A key source of implementation support and leadership learning which was consistently identified by Fellowship participants is to become involved in an effectively run, carefully targeted peer support network that is focused specifically on sharing good practice in assuring achievement standards and the quality of assessment.
Key question addressed in this section
What role does networked learning, peer support and benchmarking play in supporting effective change implementation and the identification of proven solutions to the key change challenges in this area?
List out your most positive experiences in using peer networks and compare your views with those identified by participants in the Fellowship workshops and good practice research on the area in Boxes 19 – 21 below. Decide if you or your team should become involved in any of the networks on assuring learning standards and assessment listed in Box 22 below.
Below is a summary from the workshop participants of the key reasons for engaging in targeted networking (Box 19) and the key checkpoints for making sure that any network in the area is efficient, effective and productive (Box 20). It is suggested that these are taken into account and used to initiate and sustain existing networks in the area, including the recently formed Peer Review of Assessment Network (PRAN).
Why bother networking?
Key quality checkpoints for effective practice in Higher Education Networking

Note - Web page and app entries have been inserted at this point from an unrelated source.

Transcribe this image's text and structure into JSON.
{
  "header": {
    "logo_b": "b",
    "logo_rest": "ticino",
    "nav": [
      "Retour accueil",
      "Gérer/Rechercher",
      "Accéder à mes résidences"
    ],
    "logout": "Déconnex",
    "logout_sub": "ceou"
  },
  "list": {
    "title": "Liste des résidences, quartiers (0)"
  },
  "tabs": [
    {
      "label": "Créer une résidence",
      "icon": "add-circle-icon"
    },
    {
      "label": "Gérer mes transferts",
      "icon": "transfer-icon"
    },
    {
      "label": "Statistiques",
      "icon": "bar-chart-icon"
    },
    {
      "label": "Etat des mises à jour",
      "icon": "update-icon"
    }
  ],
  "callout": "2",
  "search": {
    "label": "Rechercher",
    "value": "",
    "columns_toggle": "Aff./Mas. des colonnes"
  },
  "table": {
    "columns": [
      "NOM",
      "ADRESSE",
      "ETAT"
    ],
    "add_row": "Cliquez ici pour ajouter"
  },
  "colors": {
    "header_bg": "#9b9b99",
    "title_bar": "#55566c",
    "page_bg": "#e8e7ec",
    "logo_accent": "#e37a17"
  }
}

A effective peer network:
Box 21 identifies the key tests and indicators identified during the Fellowship that can be used to judge if a peer learning network focused on improving achievement standards and assessment quality, once it is underway, is operating productively and efficiently.
Networking effectiveness tests

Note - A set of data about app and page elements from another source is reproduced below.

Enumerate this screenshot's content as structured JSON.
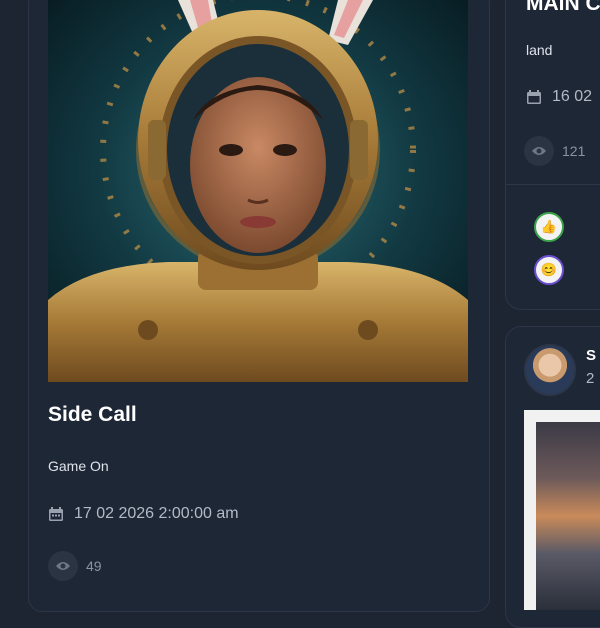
{
  "left_card": {
    "title": "Side Call",
    "subtitle": "Game On",
    "date": "17 02 2026 2:00:00 am",
    "views": "49",
    "image_icon": "astronaut-portrait-image"
  },
  "right_card": {
    "title": "MAIN C",
    "subtitle": "land",
    "date": "16 02",
    "views": "121",
    "reactions": [
      "thumbs-up-icon",
      "face-emoji-icon"
    ]
  },
  "post_card": {
    "user_initial": "S",
    "user_meta": "2"
  },
  "colors": {
    "background": "#1d2533",
    "card": "#1e2736",
    "text_muted": "#b3bac6"
  }
}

It is important, said participants, to recognise that well-led networks around shared interests and human interaction are the key to engaging people with web-sites and data-bases. It is, they said, human interaction and the recommendations of colleagues that leads people to click on a particular website. People, they said, rarely just ‘go onto the internet’ to see if they can find a relevant website. A key issue repeatedly raised during the workshops was the need to link and leverage the many existing networks that are giving focus to the issue of assuring the quality of achievement standards and assessment so that, rather than operating in parallel, we ‘network the networks’. Examples of productive networks that might be considered in this regard are given in Box Twenty 22.

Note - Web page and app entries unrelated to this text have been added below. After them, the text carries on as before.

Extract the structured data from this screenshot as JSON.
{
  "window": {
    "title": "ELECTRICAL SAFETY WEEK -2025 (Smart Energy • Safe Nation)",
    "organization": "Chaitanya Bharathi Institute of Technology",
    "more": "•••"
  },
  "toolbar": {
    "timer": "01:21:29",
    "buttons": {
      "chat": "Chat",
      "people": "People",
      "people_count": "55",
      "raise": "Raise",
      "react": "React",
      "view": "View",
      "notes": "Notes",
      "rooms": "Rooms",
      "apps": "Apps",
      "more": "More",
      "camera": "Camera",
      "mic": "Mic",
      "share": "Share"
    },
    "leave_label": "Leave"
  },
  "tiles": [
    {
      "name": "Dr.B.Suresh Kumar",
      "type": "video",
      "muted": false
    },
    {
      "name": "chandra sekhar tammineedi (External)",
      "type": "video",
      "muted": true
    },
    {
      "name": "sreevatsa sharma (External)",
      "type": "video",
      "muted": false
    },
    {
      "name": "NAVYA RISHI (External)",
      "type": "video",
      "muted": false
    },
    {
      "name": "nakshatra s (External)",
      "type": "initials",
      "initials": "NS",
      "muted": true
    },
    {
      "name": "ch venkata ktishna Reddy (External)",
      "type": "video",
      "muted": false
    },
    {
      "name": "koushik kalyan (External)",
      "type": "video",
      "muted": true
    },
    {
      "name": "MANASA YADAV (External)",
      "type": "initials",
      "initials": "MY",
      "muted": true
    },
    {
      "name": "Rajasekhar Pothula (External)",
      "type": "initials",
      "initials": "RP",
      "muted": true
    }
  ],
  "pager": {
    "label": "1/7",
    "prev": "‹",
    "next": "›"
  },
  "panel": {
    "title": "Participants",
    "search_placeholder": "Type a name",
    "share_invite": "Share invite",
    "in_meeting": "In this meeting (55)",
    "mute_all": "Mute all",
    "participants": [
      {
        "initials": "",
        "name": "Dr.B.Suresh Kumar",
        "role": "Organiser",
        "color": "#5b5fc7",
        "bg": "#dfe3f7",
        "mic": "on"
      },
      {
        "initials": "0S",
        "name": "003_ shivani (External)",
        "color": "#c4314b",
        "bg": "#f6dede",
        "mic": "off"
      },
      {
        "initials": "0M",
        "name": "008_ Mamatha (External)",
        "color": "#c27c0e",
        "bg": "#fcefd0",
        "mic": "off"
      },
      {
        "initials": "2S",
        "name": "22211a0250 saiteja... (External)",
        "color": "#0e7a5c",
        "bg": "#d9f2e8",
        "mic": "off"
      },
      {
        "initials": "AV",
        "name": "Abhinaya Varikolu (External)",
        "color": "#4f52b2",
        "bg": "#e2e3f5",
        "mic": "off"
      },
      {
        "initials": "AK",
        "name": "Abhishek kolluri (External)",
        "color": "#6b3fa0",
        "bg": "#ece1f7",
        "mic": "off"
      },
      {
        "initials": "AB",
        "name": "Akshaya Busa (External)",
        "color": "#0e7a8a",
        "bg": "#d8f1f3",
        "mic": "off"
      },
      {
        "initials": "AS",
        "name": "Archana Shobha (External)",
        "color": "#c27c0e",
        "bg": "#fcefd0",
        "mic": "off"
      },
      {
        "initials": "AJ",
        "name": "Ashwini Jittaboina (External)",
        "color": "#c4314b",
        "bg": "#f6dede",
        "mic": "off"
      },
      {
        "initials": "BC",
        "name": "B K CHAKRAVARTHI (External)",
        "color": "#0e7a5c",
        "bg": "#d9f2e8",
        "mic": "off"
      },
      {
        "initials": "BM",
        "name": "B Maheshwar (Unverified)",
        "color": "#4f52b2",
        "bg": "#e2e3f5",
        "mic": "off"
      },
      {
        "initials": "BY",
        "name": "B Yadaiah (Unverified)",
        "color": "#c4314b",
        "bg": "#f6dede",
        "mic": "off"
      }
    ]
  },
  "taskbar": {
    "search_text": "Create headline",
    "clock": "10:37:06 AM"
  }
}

Examples of productive networks that might be linked around the achievement standards and quality of assessment agenda
See Freeman, M & Ewan, C (2014): Good Practice Report: Assuring learning outcomes and standards, OLT, Sydney Table One pgs 29ff – 36: Enabling infrastructure especially the use of various networks to support quality improvement in the area. These include the various Deans and A/Deans, Learning and Teaching and Disciplinary Networks along with the creation of a range of networked databases,
Bell, S, Scott, G, Jackson, J & Holland, B (2008): Towards a quality management & development framework for community engagement in Australian HE at: http://www.uws.edu.au/__data/assets/pdf_file/0018/7362/CE_paper_Bell_Scott_Holland_Jackson_Sept_17_07.pdf
Hopkins, D (2003): Understanding networks for innovation in policy and practice, Networks for Innovation, OECD, Paris at: http://www.oecd.org/site/schoolingfortomorrowknowledgebase/themes/innovation/41283986.pdf
A video discussing effective approaches to networking produced with the assistance of the SustainEd network is available at: http://youtu.be/dyLjGsCgiiM